It all depends on the severity of the injury. Allowing your Christmas cactus to dry out if it is merely sitting in moist soil is OK. If your houseplant develops root rot, however, whether or not you can save an overwatered Christmas cactus will depend on how far the rot has progressed.
Fixing an overwatered Christmas cactus with root rot in the early stages is rather straightforward and will need repotting. Normally, tropical plants only need to be repotted every 3-4 years, but you’ll need to do it sooner if you have an overwatered Christmas cactus. Follow these easy steps to get started:
Eradicate the roots from the pot and cut away any that are decaying, then wash the remaining roots to remove any fungus.

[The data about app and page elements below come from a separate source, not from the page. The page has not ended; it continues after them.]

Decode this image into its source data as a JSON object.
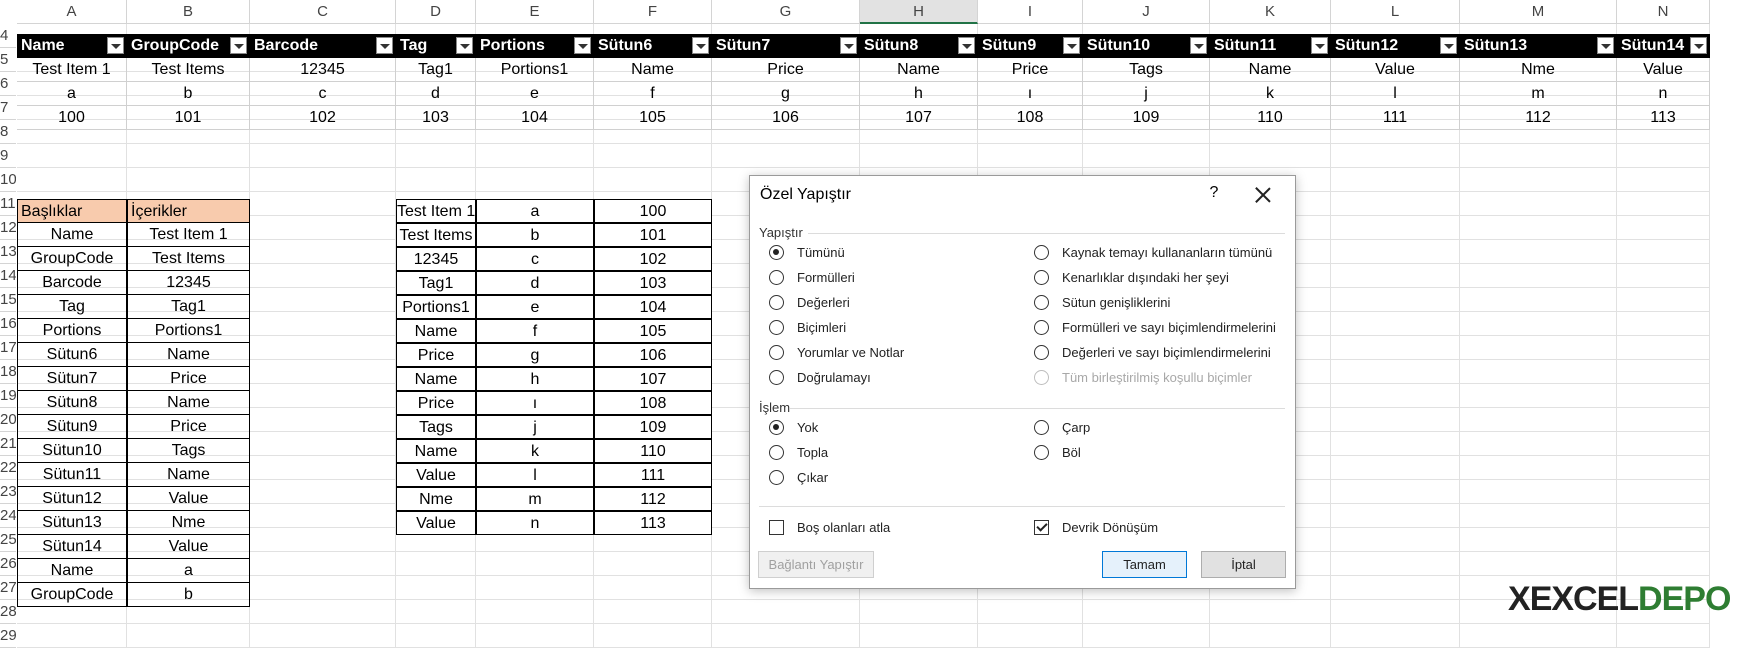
{
  "column_headers": [
    "A",
    "B",
    "C",
    "D",
    "E",
    "F",
    "G",
    "H",
    "I",
    "J",
    "K",
    "L",
    "M",
    "N"
  ],
  "selected_column": "H",
  "row_headers": [
    "4",
    "5",
    "6",
    "7",
    "8",
    "9",
    "10",
    "11",
    "12",
    "13",
    "14",
    "15",
    "16",
    "17",
    "18",
    "19",
    "20",
    "21",
    "22",
    "23",
    "24",
    "25",
    "26",
    "27",
    "28",
    "29"
  ],
  "top_table": {
    "headers": [
      "Name",
      "GroupCode",
      "Barcode",
      "Tag",
      "Portions",
      "Sütun6",
      "Sütun7",
      "Sütun8",
      "Sütun9",
      "Sütun10",
      "Sütun11",
      "Sütun12",
      "Sütun13",
      "Sütun14"
    ],
    "rows": [
      [
        "Test Item 1",
        "Test Items",
        "12345",
        "Tag1",
        "Portions1",
        "Name",
        "Price",
        "Name",
        "Price",
        "Tags",
        "Name",
        "Value",
        "Nme",
        "Value"
      ],
      [
        "a",
        "b",
        "c",
        "d",
        "e",
        "f",
        "g",
        "h",
        "ı",
        "j",
        "k",
        "l",
        "m",
        "n"
      ],
      [
        "100",
        "101",
        "102",
        "103",
        "104",
        "105",
        "106",
        "107",
        "108",
        "109",
        "110",
        "111",
        "112",
        "113"
      ]
    ]
  },
  "left_table": {
    "headers": [
      "Başlıklar",
      "İçerikler"
    ],
    "rows": [
      [
        "Name",
        "Test Item 1"
      ],
      [
        "GroupCode",
        "Test Items"
      ],
      [
        "Barcode",
        "12345"
      ],
      [
        "Tag",
        "Tag1"
      ],
      [
        "Portions",
        "Portions1"
      ],
      [
        "Sütun6",
        "Name"
      ],
      [
        "Sütun7",
        "Price"
      ],
      [
        "Sütun8",
        "Name"
      ],
      [
        "Sütun9",
        "Price"
      ],
      [
        "Sütun10",
        "Tags"
      ],
      [
        "Sütun11",
        "Name"
      ],
      [
        "Sütun12",
        "Value"
      ],
      [
        "Sütun13",
        "Nme"
      ],
      [
        "Sütun14",
        "Value"
      ],
      [
        "Name",
        "a"
      ],
      [
        "GroupCode",
        "b"
      ]
    ]
  },
  "transposed_table": {
    "rows": [
      [
        "Test Item 1",
        "a",
        "100"
      ],
      [
        "Test Items",
        "b",
        "101"
      ],
      [
        "12345",
        "c",
        "102"
      ],
      [
        "Tag1",
        "d",
        "103"
      ],
      [
        "Portions1",
        "e",
        "104"
      ],
      [
        "Name",
        "f",
        "105"
      ],
      [
        "Price",
        "g",
        "106"
      ],
      [
        "Name",
        "h",
        "107"
      ],
      [
        "Price",
        "ı",
        "108"
      ],
      [
        "Tags",
        "j",
        "109"
      ],
      [
        "Name",
        "k",
        "110"
      ],
      [
        "Value",
        "l",
        "111"
      ],
      [
        "Nme",
        "m",
        "112"
      ],
      [
        "Value",
        "n",
        "113"
      ]
    ]
  },
  "dialog": {
    "title": "Özel Yapıştır",
    "help": "?",
    "paste_group_label": "Yapıştır",
    "paste_options": [
      {
        "label": "Tümünü",
        "selected": true
      },
      {
        "label": "Formülleri",
        "selected": false
      },
      {
        "label": "Değerleri",
        "selected": false
      },
      {
        "label": "Biçimleri",
        "selected": false
      },
      {
        "label": "Yorumlar ve Notlar",
        "selected": false
      },
      {
        "label": "Doğrulamayı",
        "selected": false
      },
      {
        "label": "Kaynak temayı kullananların tümünü",
        "selected": false
      },
      {
        "label": "Kenarlıklar dışındaki her şeyi",
        "selected": false
      },
      {
        "label": "Sütun genişliklerini",
        "selected": false
      },
      {
        "label": "Formülleri ve sayı biçimlendirmelerini",
        "selected": false
      },
      {
        "label": "Değerleri ve sayı biçimlendirmelerini",
        "selected": false
      },
      {
        "label": "Tüm birleştirilmiş koşullu biçimler",
        "selected": false,
        "disabled": true
      }
    ],
    "operation_group_label": "İşlem",
    "operation_options": [
      {
        "label": "Yok",
        "selected": true
      },
      {
        "label": "Topla",
        "selected": false
      },
      {
        "label": "Çıkar",
        "selected": false
      },
      {
        "label": "Çarp",
        "selected": false
      },
      {
        "label": "Böl",
        "selected": false
      }
    ],
    "skip_blanks_label": "Boş olanları atla",
    "skip_blanks_checked": false,
    "transpose_label": "Devrik Dönüşüm",
    "transpose_checked": true,
    "paste_link_label": "Bağlantı Yapıştır",
    "ok_label": "Tamam",
    "cancel_label": "İptal"
  },
  "watermark": {
    "text_left": "X",
    "text_mid": "EXCEL",
    "text_right": "DEPO"
  }
}
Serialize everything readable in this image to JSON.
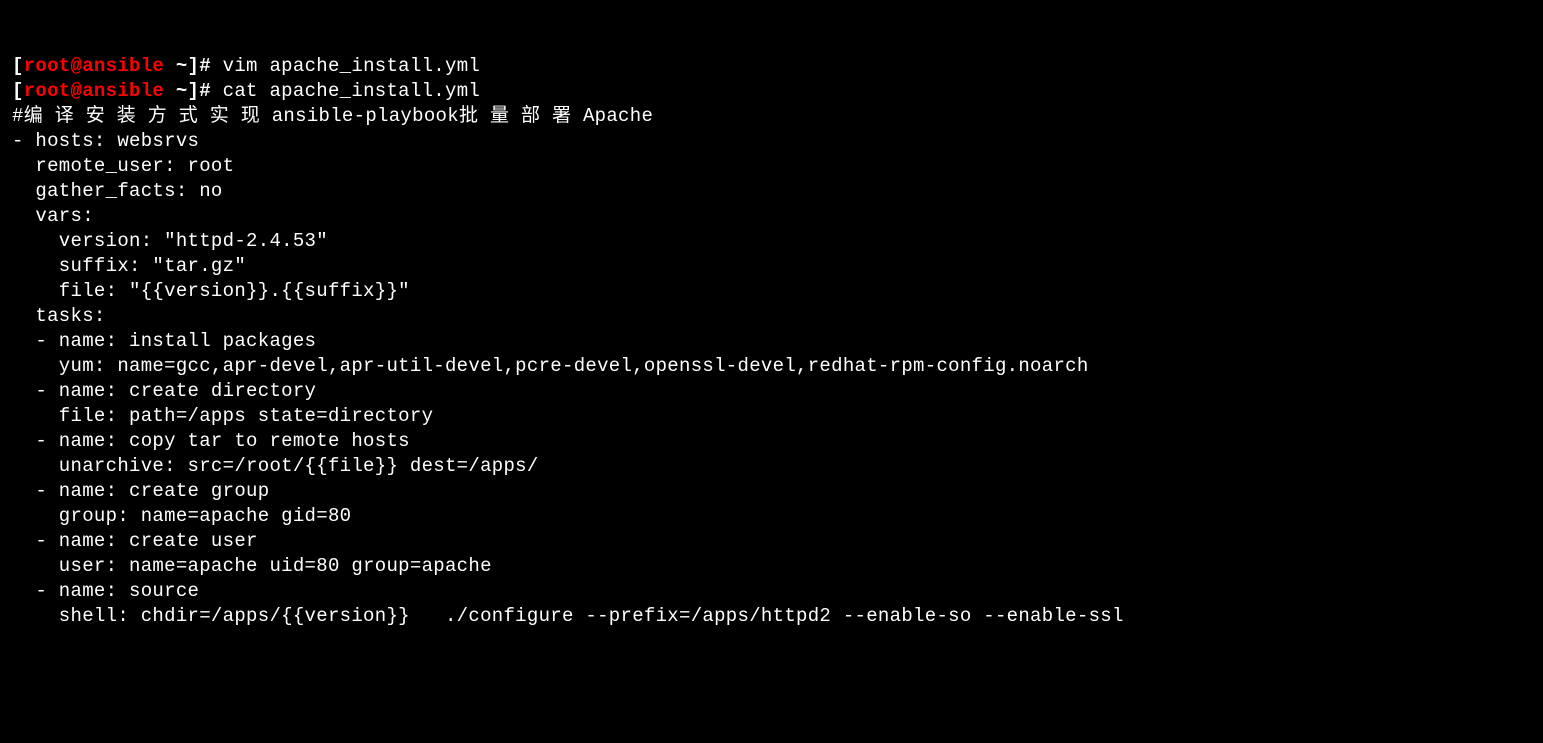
{
  "prompt1": {
    "bracket_open": "[",
    "user": "root",
    "at": "@",
    "host": "ansible",
    "space": " ",
    "tilde": "~",
    "bracket_close": "]",
    "hash": "# ",
    "command": "vim apache_install.yml"
  },
  "prompt2": {
    "bracket_open": "[",
    "user": "root",
    "at": "@",
    "host": "ansible",
    "space": " ",
    "tilde": "~",
    "bracket_close": "]",
    "hash": "# ",
    "command": "cat apache_install.yml"
  },
  "lines": {
    "l01": "#编 译 安 装 方 式 实 现 ansible-playbook批 量 部 署 Apache",
    "l02": "- hosts: websrvs",
    "l03": "  remote_user: root",
    "l04": "  gather_facts: no",
    "l05": "  vars:",
    "l06": "    version: \"httpd-2.4.53\"",
    "l07": "    suffix: \"tar.gz\"",
    "l08": "    file: \"{{version}}.{{suffix}}\"",
    "l09": "",
    "l10": "  tasks:",
    "l11": "  - name: install packages",
    "l12": "    yum: name=gcc,apr-devel,apr-util-devel,pcre-devel,openssl-devel,redhat-rpm-config.noarch",
    "l13": "",
    "l14": "  - name: create directory",
    "l15": "    file: path=/apps state=directory",
    "l16": "",
    "l17": "  - name: copy tar to remote hosts",
    "l18": "    unarchive: src=/root/{{file}} dest=/apps/",
    "l19": "",
    "l20": "  - name: create group",
    "l21": "    group: name=apache gid=80",
    "l22": "",
    "l23": "  - name: create user",
    "l24": "    user: name=apache uid=80 group=apache",
    "l25": "",
    "l26": "  - name: source",
    "l27": "    shell: chdir=/apps/{{version}}   ./configure --prefix=/apps/httpd2 --enable-so --enable-ssl"
  }
}
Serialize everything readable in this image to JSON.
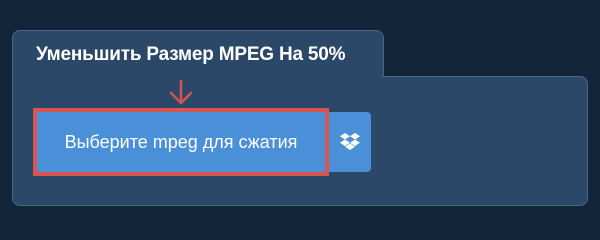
{
  "panel": {
    "title": "Уменьшить Размер MPEG На 50%"
  },
  "upload": {
    "choose_label": "Выберите mpeg для сжатия",
    "dropbox_icon": "dropbox-icon",
    "hint_icon": "arrow-down-icon"
  },
  "colors": {
    "background": "#132639",
    "panel": "#2c4868",
    "button": "#4a90d9",
    "highlight": "#d9534f"
  }
}
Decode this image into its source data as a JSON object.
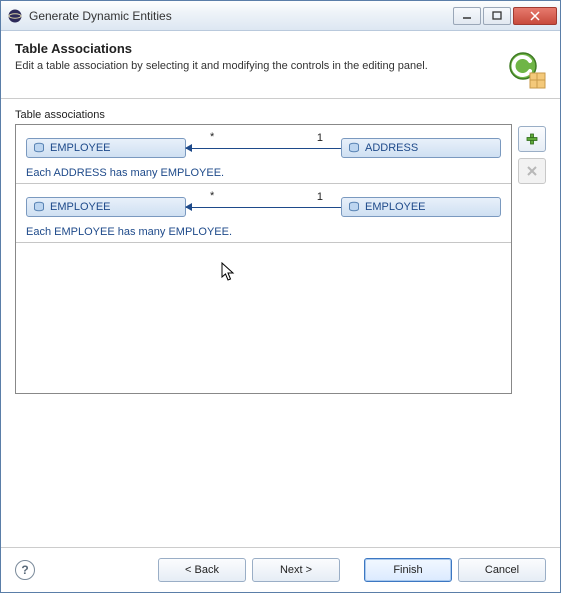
{
  "window": {
    "title": "Generate Dynamic Entities"
  },
  "header": {
    "title": "Table Associations",
    "description": "Edit a table association by selecting it and modifying the controls in the editing panel."
  },
  "section_label": "Table associations",
  "associations": [
    {
      "left_entity": "EMPLOYEE",
      "left_cardinality": "*",
      "right_cardinality": "1",
      "right_entity": "ADDRESS",
      "description": "Each ADDRESS has many EMPLOYEE."
    },
    {
      "left_entity": "EMPLOYEE",
      "left_cardinality": "*",
      "right_cardinality": "1",
      "right_entity": "EMPLOYEE",
      "description": "Each EMPLOYEE has many EMPLOYEE."
    }
  ],
  "buttons": {
    "back": "< Back",
    "next": "Next >",
    "finish": "Finish",
    "cancel": "Cancel"
  },
  "icons": {
    "add": "+",
    "remove": "✕",
    "help": "?"
  }
}
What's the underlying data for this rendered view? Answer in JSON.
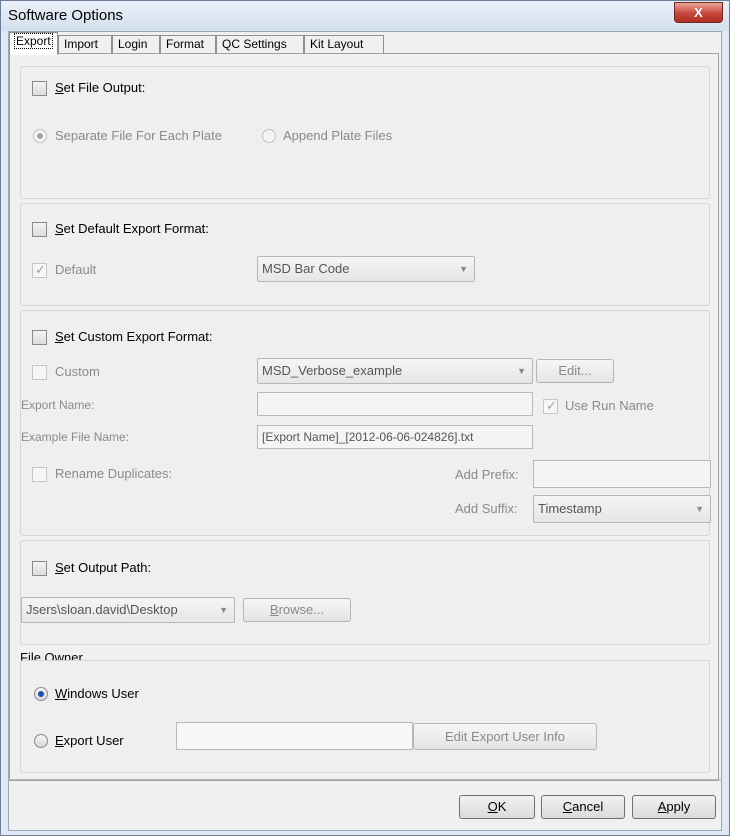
{
  "window": {
    "title": "Software Options",
    "close_glyph": "X"
  },
  "tabs": [
    "Export",
    "Import",
    "Login",
    "Format",
    "QC Settings",
    "Kit Layout"
  ],
  "file_output": {
    "title_u": "S",
    "title_rest": "et File Output:",
    "option1": "Separate File For Each Plate",
    "option2": "Append Plate Files"
  },
  "default_format": {
    "title_u": "S",
    "title_rest": "et Default Export Format:",
    "default_label": "Default",
    "format_value": "MSD Bar Code"
  },
  "custom_format": {
    "title_u": "S",
    "title_rest": "et Custom Export Format:",
    "custom_label": "Custom",
    "custom_value": "MSD_Verbose_example",
    "edit_label": "Edit...",
    "export_name_label": "Export Name:",
    "export_name_value": "",
    "use_run_name_label": "Use Run Name",
    "example_label": "Example File Name:",
    "example_value": "[Export Name]_[2012-06-06-024826].txt",
    "rename_label": "Rename Duplicates:",
    "prefix_label": "Add Prefix:",
    "prefix_value": "",
    "suffix_label": "Add Suffix:",
    "suffix_value": "Timestamp"
  },
  "output_path": {
    "title_u": "S",
    "title_rest": "et Output Path:",
    "path_value": "Jsers\\sloan.david\\Desktop",
    "browse_u": "B",
    "browse_rest": "rowse..."
  },
  "file_owner": {
    "legend": "File Owner",
    "windows_u": "W",
    "windows_rest": "indows User",
    "export_u": "E",
    "export_rest": "xport User",
    "export_user_value": "",
    "edit_info_label": "Edit Export User Info"
  },
  "footer": {
    "ok_u": "O",
    "ok_rest": "K",
    "cancel_u": "C",
    "cancel_rest": "ancel",
    "apply_u": "A",
    "apply_rest": "pply"
  }
}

Leave the plant in a warm, well-ventilated room overnight to allow the roots to dry out. Fill a fresh container halfway with fast-drying, airy soil. Wait a few days before watering the plant once again.
An overwatered Christmas cactus with root rot can be fixed by following the procedures above. You can propagate your plant by taking a cutting and beginning over if the root rot is advanced and most of the roots have been lost.
What are the signs of a Christmas cactus that has been overwatered?
If you believe you have an overwatered Christmas cactus, you will notice several evident indications and symptoms. These are the most common:
- Leaves that have wilted and become limp
- Leaves are starting to fall off
- Branches that are soft
- A foul odor
- Roots that are dark and slimy in texture
You may only notice a few of these signs, but if you detect a few of them, your Christmas cactus has most certainly been overwatered. This, however, does not imply that it is dying! An overwatered Christmas cactus can be saved in rare situations.
How can I tell whether my Christmas cactus is on its last legs?
If your Christmas cactus is dying due to root rot caused by overwatering, you’ll need to inspect the roots. Lift the plant gently from its pot and check it thoroughly! Root rot causes the roots to become black and have a slimy quality.
You’ll notice the leaves are falling off if you search for other overwatering indicators. It’ll also probably fail to blossom, leaving you wondering why your Christmas cactus isn’t flowering. In other cases, the branches will soften and become mushy, and in severe cases, the plant will emit a stale odor.
If your Christmas cactus is dying due to other factors such as lack of nourishment, crowded roots, or poor placement, the plant will turn purple.
How often should a Christmas cactus be watered?
The amount of water a Christmas cactus needs varies on the season. However, to avoid overwatering, make sure the top inch of the soil is completely dry. Take into account the weather and the location. For example, if you live in a hot region, you may need to water your plants every 2-3 days. You may only need to water your indoor Christmas cactus once a week if it is kept in a cool place.
In the fall and winter, you should also water less to encourage your Christmas cactus to blossom. It’s also worth mentioning that the Christmas cactus thrives in a humid atmosphere.
Placing a tray of water next to your plant is the simplest approach to give it humidity. The water will evaporate, resulting in a humid atmosphere. You may also use a spray bottle to shower your Christmas cactus.
When should I stop watering my cactus for the holidays?
Stop watering your festive plant in October and begin watering in November if you want it to blossom in time for the holidays. Your Christmas cactus will blossom at the perfect moment as a result of this!
After the plant has successfully flowered into the beautiful, colorful pinks and reds we all love, you should cease watering for around six weeks. This is to give the plant a chance to relax.
Aside from that, you should water your plants regularly throughout the year and wait until the top inch of the soil is dry before watering again to avoid overwatering.